©Brett Harkness Photography

©Brett Harkness Photography

Managing Director & Photographer Michele Selway

Assistant Director Alex- Mannion- Jones

We produce unique photographs on tin plates, based in a transportable horse box/darkroom, using a 19th Century process called Wet Plate Collodion.

Produced at #TheForge in association with Wild Rumpus.






The Project- Tin Type Trailer


Michele Selway and Alex Mannion-Jones, together have a background that covers photography, theatre, film-making and fine art.

This summer they launched their newest project: The Tin Type Trailer, a traveling Victorian darkroom.

Michele has been perfecting the Wet Plate Collodion process (the main method of photography between 1850 and 1871) for three years and was enthusiastic to share her expertise with a wider audience. Teaming up with the showmanship of her partner Alex they can now travel to any event, location or educational space to engage the public in the history of photography and the magic of this traditional 19th century process.

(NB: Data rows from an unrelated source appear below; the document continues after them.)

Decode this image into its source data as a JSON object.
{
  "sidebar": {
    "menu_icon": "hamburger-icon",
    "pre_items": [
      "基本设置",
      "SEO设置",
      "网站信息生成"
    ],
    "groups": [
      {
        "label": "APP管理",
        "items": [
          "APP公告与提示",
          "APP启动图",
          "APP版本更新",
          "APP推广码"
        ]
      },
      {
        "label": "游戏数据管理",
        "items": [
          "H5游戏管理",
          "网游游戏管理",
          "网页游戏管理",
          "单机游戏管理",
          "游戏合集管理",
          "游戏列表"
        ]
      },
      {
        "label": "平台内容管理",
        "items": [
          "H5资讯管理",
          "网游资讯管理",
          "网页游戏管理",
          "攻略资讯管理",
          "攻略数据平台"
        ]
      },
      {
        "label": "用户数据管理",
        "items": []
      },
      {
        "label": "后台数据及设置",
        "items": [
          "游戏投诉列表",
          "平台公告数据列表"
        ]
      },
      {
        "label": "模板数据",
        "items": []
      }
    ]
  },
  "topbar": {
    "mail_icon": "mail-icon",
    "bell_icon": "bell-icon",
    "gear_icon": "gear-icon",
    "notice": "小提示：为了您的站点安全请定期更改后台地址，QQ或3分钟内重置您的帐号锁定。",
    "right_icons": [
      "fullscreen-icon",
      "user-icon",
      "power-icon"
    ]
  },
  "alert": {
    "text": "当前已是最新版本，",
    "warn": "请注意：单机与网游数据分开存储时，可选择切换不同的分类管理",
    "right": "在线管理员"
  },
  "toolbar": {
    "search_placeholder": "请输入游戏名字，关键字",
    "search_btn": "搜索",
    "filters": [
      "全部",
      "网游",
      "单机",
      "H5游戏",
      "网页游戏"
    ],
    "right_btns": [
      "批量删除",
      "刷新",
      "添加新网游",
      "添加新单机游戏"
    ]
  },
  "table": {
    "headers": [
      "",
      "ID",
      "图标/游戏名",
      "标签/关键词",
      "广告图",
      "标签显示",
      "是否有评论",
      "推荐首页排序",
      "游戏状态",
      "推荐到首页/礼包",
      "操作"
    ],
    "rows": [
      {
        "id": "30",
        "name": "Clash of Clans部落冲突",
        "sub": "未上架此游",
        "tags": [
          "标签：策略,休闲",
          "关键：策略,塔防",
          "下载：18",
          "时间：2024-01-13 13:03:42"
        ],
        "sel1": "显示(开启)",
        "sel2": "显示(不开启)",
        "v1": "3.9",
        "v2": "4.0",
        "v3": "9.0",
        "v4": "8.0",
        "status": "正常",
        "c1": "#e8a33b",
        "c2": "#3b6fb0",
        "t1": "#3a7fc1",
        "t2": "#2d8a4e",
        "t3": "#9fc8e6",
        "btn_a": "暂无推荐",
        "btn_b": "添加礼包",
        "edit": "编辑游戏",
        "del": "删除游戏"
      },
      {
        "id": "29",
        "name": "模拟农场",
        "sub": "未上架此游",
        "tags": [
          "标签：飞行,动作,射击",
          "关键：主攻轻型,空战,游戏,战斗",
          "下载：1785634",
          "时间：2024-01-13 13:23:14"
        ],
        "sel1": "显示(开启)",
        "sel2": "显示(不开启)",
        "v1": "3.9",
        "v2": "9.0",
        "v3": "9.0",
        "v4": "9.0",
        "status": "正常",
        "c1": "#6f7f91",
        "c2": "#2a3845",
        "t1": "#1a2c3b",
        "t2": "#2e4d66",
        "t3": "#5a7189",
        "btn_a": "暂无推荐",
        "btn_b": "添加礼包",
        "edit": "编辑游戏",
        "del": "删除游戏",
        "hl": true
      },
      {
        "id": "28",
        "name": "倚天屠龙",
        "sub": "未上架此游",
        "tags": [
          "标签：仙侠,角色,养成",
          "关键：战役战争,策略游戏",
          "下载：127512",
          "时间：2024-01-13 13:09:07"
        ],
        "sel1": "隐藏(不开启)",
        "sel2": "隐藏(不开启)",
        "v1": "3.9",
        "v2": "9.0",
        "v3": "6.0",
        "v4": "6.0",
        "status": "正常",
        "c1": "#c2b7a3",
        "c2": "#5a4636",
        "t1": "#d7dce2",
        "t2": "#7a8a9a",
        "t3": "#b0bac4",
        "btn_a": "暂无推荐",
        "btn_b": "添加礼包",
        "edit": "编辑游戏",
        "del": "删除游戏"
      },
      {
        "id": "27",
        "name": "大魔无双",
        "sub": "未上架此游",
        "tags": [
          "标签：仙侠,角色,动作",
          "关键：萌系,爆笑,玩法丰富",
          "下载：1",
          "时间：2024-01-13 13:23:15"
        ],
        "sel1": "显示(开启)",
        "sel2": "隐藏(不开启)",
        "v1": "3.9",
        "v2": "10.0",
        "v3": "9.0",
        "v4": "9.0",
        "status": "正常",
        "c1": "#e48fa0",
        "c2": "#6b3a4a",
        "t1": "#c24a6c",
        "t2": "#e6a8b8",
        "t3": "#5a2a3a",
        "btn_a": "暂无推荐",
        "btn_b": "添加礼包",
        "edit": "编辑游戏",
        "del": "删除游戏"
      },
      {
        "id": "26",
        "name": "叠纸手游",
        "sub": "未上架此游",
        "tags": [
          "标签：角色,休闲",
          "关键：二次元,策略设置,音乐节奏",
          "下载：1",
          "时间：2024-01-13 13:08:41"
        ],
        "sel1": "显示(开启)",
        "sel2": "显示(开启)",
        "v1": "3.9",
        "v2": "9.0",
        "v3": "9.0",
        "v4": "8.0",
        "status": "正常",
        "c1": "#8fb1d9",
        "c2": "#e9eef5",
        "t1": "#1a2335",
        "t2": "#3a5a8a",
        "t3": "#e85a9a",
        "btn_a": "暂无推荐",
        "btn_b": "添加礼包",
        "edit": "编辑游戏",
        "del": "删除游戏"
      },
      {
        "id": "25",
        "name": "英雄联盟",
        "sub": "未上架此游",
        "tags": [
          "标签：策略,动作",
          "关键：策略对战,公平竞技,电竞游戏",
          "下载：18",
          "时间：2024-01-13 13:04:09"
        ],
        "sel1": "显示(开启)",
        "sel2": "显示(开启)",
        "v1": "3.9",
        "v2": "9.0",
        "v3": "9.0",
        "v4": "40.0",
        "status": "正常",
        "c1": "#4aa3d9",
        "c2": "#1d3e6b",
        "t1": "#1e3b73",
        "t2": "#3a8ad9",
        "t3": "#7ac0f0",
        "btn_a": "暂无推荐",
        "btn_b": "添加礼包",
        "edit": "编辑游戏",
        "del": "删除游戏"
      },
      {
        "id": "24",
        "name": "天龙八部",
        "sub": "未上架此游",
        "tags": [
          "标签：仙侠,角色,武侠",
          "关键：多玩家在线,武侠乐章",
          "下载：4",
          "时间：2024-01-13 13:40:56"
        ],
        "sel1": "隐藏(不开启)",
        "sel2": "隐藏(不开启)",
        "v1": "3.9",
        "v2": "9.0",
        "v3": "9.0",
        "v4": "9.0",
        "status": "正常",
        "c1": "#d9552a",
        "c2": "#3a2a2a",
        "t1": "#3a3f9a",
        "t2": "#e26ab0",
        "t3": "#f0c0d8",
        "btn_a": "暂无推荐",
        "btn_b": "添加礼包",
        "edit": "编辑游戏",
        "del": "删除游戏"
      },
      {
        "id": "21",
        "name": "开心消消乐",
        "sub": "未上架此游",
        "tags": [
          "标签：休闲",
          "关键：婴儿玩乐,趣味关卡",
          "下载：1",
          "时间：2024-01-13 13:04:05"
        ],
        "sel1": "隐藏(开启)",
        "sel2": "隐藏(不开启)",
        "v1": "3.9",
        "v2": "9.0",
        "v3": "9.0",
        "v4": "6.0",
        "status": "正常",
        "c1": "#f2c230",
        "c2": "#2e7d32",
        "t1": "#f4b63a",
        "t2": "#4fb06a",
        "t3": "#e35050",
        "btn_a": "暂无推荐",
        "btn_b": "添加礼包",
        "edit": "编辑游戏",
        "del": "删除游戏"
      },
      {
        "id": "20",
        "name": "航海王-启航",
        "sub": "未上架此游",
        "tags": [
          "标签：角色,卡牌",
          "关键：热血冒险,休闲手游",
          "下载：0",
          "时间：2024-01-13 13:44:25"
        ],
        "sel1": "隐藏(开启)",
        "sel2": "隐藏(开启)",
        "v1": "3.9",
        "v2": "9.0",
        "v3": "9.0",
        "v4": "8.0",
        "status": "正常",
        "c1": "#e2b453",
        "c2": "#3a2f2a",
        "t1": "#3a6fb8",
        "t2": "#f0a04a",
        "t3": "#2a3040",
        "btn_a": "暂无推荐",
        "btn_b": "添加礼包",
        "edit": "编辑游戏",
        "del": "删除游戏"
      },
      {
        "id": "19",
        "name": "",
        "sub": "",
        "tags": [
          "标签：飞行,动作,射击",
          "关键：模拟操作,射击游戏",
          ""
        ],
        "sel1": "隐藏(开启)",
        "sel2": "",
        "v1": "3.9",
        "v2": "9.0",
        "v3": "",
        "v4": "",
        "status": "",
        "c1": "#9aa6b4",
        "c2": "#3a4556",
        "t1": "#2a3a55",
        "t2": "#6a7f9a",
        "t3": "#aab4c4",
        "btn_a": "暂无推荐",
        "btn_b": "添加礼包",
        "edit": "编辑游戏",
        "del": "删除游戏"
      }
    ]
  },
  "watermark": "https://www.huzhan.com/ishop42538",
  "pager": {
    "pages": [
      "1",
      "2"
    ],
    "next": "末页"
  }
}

Wet Plate Collodion was the main method of photography between 1851 and around 1870. It involves flowing a sticky substance called collodion over either a piece of tin or glass, which is then sensitised in silver nitrate. The plate is then exposed, developed, fixed and then protected with a lavender varnish. It has to be damp all the way through the process otherwise it loses it’s sensitivity. As the plates are made on tin or glass they are unique: there is no negative. This process engages the public in the history of photography and the process of development; we allow the public to view the magic in our dark room, as the image appears on the tin from negative to positive.


To make a booking or for further inquiries please go to the contact page.